On the average, low class size (below a 20 to 1 student/teacher ratio) has significant effects on students’ academic achievement, if teachers will alter the regular instructional routines accordingly. Twenty primary‐grade teachers and forty primary‐aged students were observed for two hours each in such classrooms in order to see if reduced class size altered the typical organization and procedures of elementary school reading programs. Overall, 83 percent of teachers’ time was spent talking about, explaining, or monitoring students’ use of commercial reading materials. Student time was divided unequally among learning centers (6 percent), writing (1 percent), workbooks and worksheets (70 percent), reading books (10 percent), and reading group (13 percent). Reasons for the lack of change are explored through teachers’ and principals’ beliefs about commercial reading materials.

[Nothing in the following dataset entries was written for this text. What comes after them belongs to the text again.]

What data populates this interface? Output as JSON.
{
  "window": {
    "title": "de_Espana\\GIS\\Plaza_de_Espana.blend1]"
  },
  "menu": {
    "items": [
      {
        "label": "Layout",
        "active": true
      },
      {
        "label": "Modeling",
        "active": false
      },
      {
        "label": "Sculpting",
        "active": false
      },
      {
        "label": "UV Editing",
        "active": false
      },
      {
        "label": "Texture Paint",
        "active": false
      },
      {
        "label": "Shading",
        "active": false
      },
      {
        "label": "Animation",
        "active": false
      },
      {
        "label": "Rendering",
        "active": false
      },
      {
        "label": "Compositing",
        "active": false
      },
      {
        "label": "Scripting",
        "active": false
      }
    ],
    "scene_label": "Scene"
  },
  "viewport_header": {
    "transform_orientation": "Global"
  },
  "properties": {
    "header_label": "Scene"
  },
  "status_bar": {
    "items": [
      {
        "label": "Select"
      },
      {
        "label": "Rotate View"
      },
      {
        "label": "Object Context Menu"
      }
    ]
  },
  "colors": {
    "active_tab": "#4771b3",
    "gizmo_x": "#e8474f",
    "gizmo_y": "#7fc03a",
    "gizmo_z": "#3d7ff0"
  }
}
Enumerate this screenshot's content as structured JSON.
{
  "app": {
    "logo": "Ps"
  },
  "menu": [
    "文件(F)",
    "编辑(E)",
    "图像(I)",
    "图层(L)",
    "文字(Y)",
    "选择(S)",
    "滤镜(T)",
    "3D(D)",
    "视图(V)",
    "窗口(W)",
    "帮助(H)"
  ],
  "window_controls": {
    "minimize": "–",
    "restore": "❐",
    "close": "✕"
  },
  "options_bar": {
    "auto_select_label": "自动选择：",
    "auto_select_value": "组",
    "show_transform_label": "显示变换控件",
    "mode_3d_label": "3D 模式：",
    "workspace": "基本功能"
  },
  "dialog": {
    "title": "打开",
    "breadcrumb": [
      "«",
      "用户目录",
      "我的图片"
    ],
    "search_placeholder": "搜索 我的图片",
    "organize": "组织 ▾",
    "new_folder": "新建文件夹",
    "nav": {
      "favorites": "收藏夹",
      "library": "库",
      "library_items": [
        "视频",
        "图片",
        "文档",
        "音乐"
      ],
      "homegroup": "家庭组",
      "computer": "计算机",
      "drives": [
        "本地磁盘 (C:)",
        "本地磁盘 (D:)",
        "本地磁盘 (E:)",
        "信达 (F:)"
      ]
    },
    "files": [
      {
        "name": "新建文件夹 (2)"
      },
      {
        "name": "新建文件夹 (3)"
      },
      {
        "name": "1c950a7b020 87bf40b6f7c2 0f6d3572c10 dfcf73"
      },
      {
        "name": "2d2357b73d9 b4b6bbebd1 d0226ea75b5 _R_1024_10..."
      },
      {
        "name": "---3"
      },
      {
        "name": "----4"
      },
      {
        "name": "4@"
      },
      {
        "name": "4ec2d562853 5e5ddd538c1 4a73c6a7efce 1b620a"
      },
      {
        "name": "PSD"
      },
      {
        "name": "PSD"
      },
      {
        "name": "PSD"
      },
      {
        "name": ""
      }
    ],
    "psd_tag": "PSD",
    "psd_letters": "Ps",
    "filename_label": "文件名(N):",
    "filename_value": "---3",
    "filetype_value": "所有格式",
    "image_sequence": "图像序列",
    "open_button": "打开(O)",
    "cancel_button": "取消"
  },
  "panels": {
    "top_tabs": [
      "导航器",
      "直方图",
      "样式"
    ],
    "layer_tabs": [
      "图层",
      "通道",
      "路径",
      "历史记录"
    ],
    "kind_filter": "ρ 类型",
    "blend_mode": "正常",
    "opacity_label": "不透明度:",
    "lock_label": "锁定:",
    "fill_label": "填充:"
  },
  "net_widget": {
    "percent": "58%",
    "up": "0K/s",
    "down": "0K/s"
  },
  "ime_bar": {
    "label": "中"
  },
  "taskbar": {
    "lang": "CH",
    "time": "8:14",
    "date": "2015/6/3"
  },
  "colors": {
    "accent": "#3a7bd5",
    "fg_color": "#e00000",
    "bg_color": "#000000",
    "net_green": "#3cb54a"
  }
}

Implication for schools and classrooms are discussed in terms of helping school personnel clairfy their beliefs about reading and instruction, and then, assisting them to act on their beliefs.
All Science Journal Classification (ASJC) codes
- Psychology (miscellaneous)